Description of the task - Copy out the entries below in full and exactly.

Data entries
▬▬▬▬▬▬
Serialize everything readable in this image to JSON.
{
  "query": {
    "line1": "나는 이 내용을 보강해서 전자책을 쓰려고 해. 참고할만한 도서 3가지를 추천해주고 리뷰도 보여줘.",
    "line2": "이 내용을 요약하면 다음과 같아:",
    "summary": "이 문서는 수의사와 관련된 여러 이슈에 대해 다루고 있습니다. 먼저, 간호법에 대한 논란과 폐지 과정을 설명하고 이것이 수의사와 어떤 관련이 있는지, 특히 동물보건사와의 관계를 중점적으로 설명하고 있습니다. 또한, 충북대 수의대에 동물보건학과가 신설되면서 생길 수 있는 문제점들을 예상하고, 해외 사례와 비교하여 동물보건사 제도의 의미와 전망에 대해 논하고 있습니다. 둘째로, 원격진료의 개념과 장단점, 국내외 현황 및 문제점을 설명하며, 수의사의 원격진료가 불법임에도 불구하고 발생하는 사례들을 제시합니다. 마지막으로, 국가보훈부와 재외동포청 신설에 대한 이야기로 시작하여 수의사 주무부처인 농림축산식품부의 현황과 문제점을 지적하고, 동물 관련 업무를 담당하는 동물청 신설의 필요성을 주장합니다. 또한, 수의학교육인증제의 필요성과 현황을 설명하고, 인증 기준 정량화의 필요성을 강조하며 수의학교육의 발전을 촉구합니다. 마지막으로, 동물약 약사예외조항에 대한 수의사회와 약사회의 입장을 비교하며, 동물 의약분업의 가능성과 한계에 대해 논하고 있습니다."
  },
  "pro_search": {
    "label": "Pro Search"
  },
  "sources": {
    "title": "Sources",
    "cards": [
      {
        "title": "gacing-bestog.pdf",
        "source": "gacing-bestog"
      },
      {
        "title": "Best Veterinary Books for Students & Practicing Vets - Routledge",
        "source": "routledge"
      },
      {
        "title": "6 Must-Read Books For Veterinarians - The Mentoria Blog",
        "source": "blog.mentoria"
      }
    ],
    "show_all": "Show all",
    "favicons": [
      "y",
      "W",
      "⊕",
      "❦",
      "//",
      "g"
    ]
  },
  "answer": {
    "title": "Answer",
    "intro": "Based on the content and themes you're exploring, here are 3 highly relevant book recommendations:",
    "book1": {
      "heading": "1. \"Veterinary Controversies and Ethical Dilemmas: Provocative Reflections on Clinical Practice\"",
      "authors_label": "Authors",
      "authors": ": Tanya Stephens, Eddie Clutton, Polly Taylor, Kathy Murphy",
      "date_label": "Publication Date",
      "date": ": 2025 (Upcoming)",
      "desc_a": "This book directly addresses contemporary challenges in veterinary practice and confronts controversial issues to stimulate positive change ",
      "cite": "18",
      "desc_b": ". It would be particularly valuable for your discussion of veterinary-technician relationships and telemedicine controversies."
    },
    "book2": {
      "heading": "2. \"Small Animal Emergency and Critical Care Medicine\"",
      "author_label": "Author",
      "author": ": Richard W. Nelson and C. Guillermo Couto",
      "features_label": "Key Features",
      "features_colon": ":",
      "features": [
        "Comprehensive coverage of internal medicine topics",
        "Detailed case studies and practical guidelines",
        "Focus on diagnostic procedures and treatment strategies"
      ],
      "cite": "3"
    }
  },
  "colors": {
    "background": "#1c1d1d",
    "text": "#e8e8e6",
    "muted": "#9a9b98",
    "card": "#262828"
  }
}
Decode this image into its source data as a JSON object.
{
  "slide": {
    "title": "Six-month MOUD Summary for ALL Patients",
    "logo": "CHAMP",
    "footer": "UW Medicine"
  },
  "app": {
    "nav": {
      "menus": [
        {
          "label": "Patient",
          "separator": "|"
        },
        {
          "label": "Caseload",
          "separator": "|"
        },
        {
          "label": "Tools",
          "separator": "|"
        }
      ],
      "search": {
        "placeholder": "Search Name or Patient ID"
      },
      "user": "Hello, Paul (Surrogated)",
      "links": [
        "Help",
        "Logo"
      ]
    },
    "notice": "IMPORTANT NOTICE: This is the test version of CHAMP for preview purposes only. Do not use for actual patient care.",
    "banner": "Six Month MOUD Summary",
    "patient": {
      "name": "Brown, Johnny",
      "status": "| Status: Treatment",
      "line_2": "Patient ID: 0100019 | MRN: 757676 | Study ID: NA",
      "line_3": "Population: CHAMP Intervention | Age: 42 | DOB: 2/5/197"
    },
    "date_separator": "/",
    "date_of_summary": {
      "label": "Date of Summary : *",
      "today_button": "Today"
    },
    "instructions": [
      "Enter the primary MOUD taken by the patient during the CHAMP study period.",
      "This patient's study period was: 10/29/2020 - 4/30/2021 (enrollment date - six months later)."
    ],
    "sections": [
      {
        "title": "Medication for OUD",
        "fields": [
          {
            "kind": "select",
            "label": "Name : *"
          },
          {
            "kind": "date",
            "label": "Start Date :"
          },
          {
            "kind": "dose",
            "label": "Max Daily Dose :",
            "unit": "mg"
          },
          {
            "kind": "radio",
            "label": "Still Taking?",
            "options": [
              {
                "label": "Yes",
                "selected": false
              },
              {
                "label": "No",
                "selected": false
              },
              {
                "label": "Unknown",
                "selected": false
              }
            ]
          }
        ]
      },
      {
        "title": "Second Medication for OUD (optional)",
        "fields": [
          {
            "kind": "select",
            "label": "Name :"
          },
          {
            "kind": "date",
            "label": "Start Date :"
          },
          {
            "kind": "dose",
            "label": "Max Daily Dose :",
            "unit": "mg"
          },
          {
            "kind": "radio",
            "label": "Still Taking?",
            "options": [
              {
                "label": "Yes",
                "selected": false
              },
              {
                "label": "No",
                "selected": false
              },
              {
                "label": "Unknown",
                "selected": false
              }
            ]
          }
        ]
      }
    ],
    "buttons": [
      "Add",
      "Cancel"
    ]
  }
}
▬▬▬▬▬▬
Response to this exercise -
Serialize everything readable in this image to JSON.
{
  "query": {
    "line1": "나는 이 내용을 보강해서 전자책을 쓰려고 해. 참고할만한 도서 3가지를 추천해주고 리뷰도 보여줘.",
    "line2": "이 내용을 요약하면 다음과 같아:",
    "summary": "이 문서는 수의사와 관련된 여러 이슈에 대해 다루고 있습니다. 먼저, 간호법에 대한 논란과 폐지 과정을 설명하고 이것이 수의사와 어떤 관련이 있는지, 특히 동물보건사와의 관계를 중점적으로 설명하고 있습니다. 또한, 충북대 수의대에 동물보건학과가 신설되면서 생길 수 있는 문제점들을 예상하고, 해외 사례와 비교하여 동물보건사 제도의 의미와 전망에 대해 논하고 있습니다. 둘째로, 원격진료의 개념과 장단점, 국내외 현황 및 문제점을 설명하며, 수의사의 원격진료가 불법임에도 불구하고 발생하는 사례들을 제시합니다. 마지막으로, 국가보훈부와 재외동포청 신설에 대한 이야기로 시작하여 수의사 주무부처인 농림축산식품부의 현황과 문제점을 지적하고, 동물 관련 업무를 담당하는 동물청 신설의 필요성을 주장합니다. 또한, 수의학교육인증제의 필요성과 현황을 설명하고, 인증 기준 정량화의 필요성을 강조하며 수의학교육의 발전을 촉구합니다. 마지막으로, 동물약 약사예외조항에 대한 수의사회와 약사회의 입장을 비교하며, 동물 의약분업의 가능성과 한계에 대해 논하고 있습니다."
  },
  "pro_search": {
    "label": "Pro Search"
  },
  "sources": {
    "title": "Sources",
    "cards": [
      {
        "title": "gacing-bestog.pdf",
        "source": "gacing-bestog"
      },
      {
        "title": "Best Veterinary Books for Students & Practicing Vets - Routledge",
        "source": "routledge"
      },
      {
        "title": "6 Must-Read Books For Veterinarians - The Mentoria Blog",
        "source": "blog.mentoria"
      }
    ],
    "show_all": "Show all",
    "favicons": [
      "y",
      "W",
      "⊕",
      "❦",
      "//",
      "g"
    ]
  },
  "answer": {
    "title": "Answer",
    "intro": "Based on the content and themes you're exploring, here are 3 highly relevant book recommendations:",
    "book1": {
      "heading": "1. \"Veterinary Controversies and Ethical Dilemmas: Provocative Reflections on Clinical Practice\"",
      "authors_label": "Authors",
      "authors": ": Tanya Stephens, Eddie Clutton, Polly Taylor, Kathy Murphy",
      "date_label": "Publication Date",
      "date": ": 2025 (Upcoming)",
      "desc_a": "This book directly addresses contemporary challenges in veterinary practice and confronts controversial issues to stimulate positive change ",
      "cite": "18",
      "desc_b": ". It would be particularly valuable for your discussion of veterinary-technician relationships and telemedicine controversies."
    },
    "book2": {
      "heading": "2. \"Small Animal Emergency and Critical Care Medicine\"",
      "author_label": "Author",
      "author": ": Richard W. Nelson and C. Guillermo Couto",
      "features_label": "Key Features",
      "features_colon": ":",
      "features": [
        "Comprehensive coverage of internal medicine topics",
        "Detailed case studies and practical guidelines",
        "Focus on diagnostic procedures and treatment strategies"
      ],
      "cite": "3"
    }
  },
  "colors": {
    "background": "#1c1d1d",
    "text": "#e8e8e6",
    "muted": "#9a9b98",
    "card": "#262828"
  }
}
Decode this image into its source data as a JSON object.
{
  "slide": {
    "title": "Six-month MOUD Summary for ALL Patients",
    "logo": "CHAMP",
    "footer": "UW Medicine"
  },
  "app": {
    "nav": {
      "menus": [
        {
          "label": "Patient",
          "separator": "|"
        },
        {
          "label": "Caseload",
          "separator": "|"
        },
        {
          "label": "Tools",
          "separator": "|"
        }
      ],
      "search": {
        "placeholder": "Search Name or Patient ID"
      },
      "user": "Hello, Paul (Surrogated)",
      "links": [
        "Help",
        "Logo"
      ]
    },
    "notice": "IMPORTANT NOTICE: This is the test version of CHAMP for preview purposes only. Do not use for actual patient care.",
    "banner": "Six Month MOUD Summary",
    "patient": {
      "name": "Brown, Johnny",
      "status": "| Status: Treatment",
      "line_2": "Patient ID: 0100019 | MRN: 757676 | Study ID: NA",
      "line_3": "Population: CHAMP Intervention | Age: 42 | DOB: 2/5/197"
    },
    "date_separator": "/",
    "date_of_summary": {
      "label": "Date of Summary : *",
      "today_button": "Today"
    },
    "instructions": [
      "Enter the primary MOUD taken by the patient during the CHAMP study period.",
      "This patient's study period was: 10/29/2020 - 4/30/2021 (enrollment date - six months later)."
    ],
    "sections": [
      {
        "title": "Medication for OUD",
        "fields": [
          {
            "kind": "select",
            "label": "Name : *"
          },
          {
            "kind": "date",
            "label": "Start Date :"
          },
          {
            "kind": "dose",
            "label": "Max Daily Dose :",
            "unit": "mg"
          },
          {
            "kind": "radio",
            "label": "Still Taking?",
            "options": [
              {
                "label": "Yes",
                "selected": false
              },
              {
                "label": "No",
                "selected": false
              },
              {
                "label": "Unknown",
                "selected": false
              }
            ]
          }
        ]
      },
      {
        "title": "Second Medication for OUD (optional)",
        "fields": [
          {
            "kind": "select",
            "label": "Name :"
          },
          {
            "kind": "date",
            "label": "Start Date :"
          },
          {
            "kind": "dose",
            "label": "Max Daily Dose :",
            "unit": "mg"
          },
          {
            "kind": "radio",
            "label": "Still Taking?",
            "options": [
              {
                "label": "Yes",
                "selected": false
              },
              {
                "label": "No",
                "selected": false
              },
              {
                "label": "Unknown",
                "selected": false
              }
            ]
          }
        ]
      }
    ],
    "buttons": [
      "Add",
      "Cancel"
    ]
  }
}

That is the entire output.